With assistance from a city-funded program, the majority of City University of New York dropouts who reenrolled for a second opportunity at a college degree continue their education, according to university officials.
Out of those who took part in CUNY Reconnect, an effort that helps New Yorkers who have some college credits achieve their degrees, seven out of ten graduated or returned this fall. CUNY Reconnect is currently in its second year. CUNY officials are hoping that funding will be provided by the City Council to maintain the program.
- Advertisement -
Since the program’s inception, over 25,000 students have enrolled through it, contributing to the city’s public university system’s recovery after years of enrollment declines.
“It’s not enough to bring them in,” During a meeting of the City Council’s Committee on Higher Education on Thursday, Reine Sarmiento, the vice chancellor of enrollment management, stated.
“Our goal in Reconnect is to graduate them,” Sarmiento noted.
Every Reconnect student is matched with a “navigator,” who helps them with the re-enrollment process, provides virtual counseling during off-peak hours, and helps them find support programs like childcare or grants for forgiving debts related to loans, tuition, or other CUNY-related expenses.
According to Council estimates, the project that is supported by the city obtained a budget hike this year amounting to $1.4 million, or $5.8 million. The program is annually renewed by the mayor and City Council.
Sarmiento noted, “I know that budget cuts are coming and that difficult decisions will need to be made. But we have worked very hard to demonstrate the impact of CUNY Reconnect in our fine city, and we request your support in working with the mayor’s office.”
Grace Hamler is one of the New Yorkers who is gaining from the program. She discovered CUNY Reconnect while browsing on her phone. Although she wasn’t sure if the credits, she had previously earned at Hunter College would be sufficient to be eligible for Reconnect, she nonetheless gave a representative a call.
“I told him of my prior college experience that I hardly felt supported and that even so, life got in the way,” he remarked. “Today at age 72, I am on the verge of completing my first full semester.”
According to college authorities, more than 1,600 students who reenrolled under the program have graduated thus far.

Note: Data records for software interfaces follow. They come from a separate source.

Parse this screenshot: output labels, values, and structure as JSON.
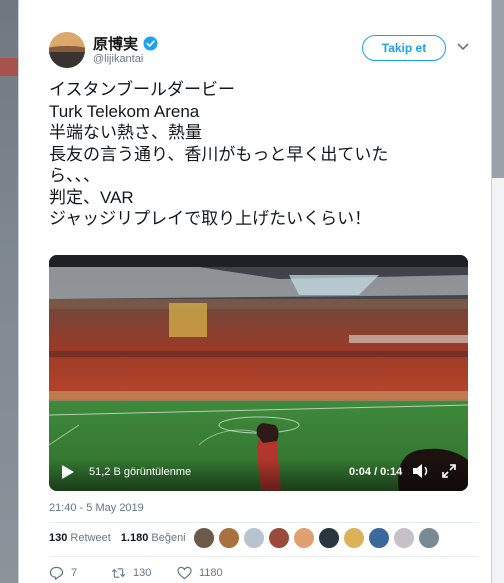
{
  "tweet": {
    "author_name": "原博実",
    "handle": "@lijikantai",
    "follow_label": "Takip et",
    "text_lines": [
      "イスタンブールダービー",
      "Turk Telekom Arena",
      "半端ない熱さ、熱量",
      "長友の言う通り、香川がもっと早く出ていた",
      "ら、、、",
      "判定、VAR",
      "ジャッジリプレイで取り上げたいくらい！"
    ],
    "video": {
      "views": "51,2 B görüntülenme",
      "time": "0:04 / 0:14",
      "progress": 0.29
    },
    "timestamp": "21:40 - 5 May 2019",
    "retweets": {
      "count": "130",
      "label": "Retweet"
    },
    "likes": {
      "count": "1.180",
      "label": "Beğeni"
    },
    "liker_colors": [
      "#6b5a4a",
      "#a8723f",
      "#b7c3cf",
      "#9a4a3a",
      "#e0a070",
      "#2a3540",
      "#d9b25a",
      "#3a6a9a",
      "#c6c1c8",
      "#7a8a94"
    ],
    "actions": {
      "replies": "7",
      "retweets": "130",
      "likes": "1180"
    },
    "accent_color": "#1da1f2"
  }
}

Last week, CUNY inaugurated a welcome center at York College in Jamaica, Queens, where former students who want to return to school may speak with advisors about enrolling and other services. According to college administrators, a second location will likely open at the College of Staten Island in 2024.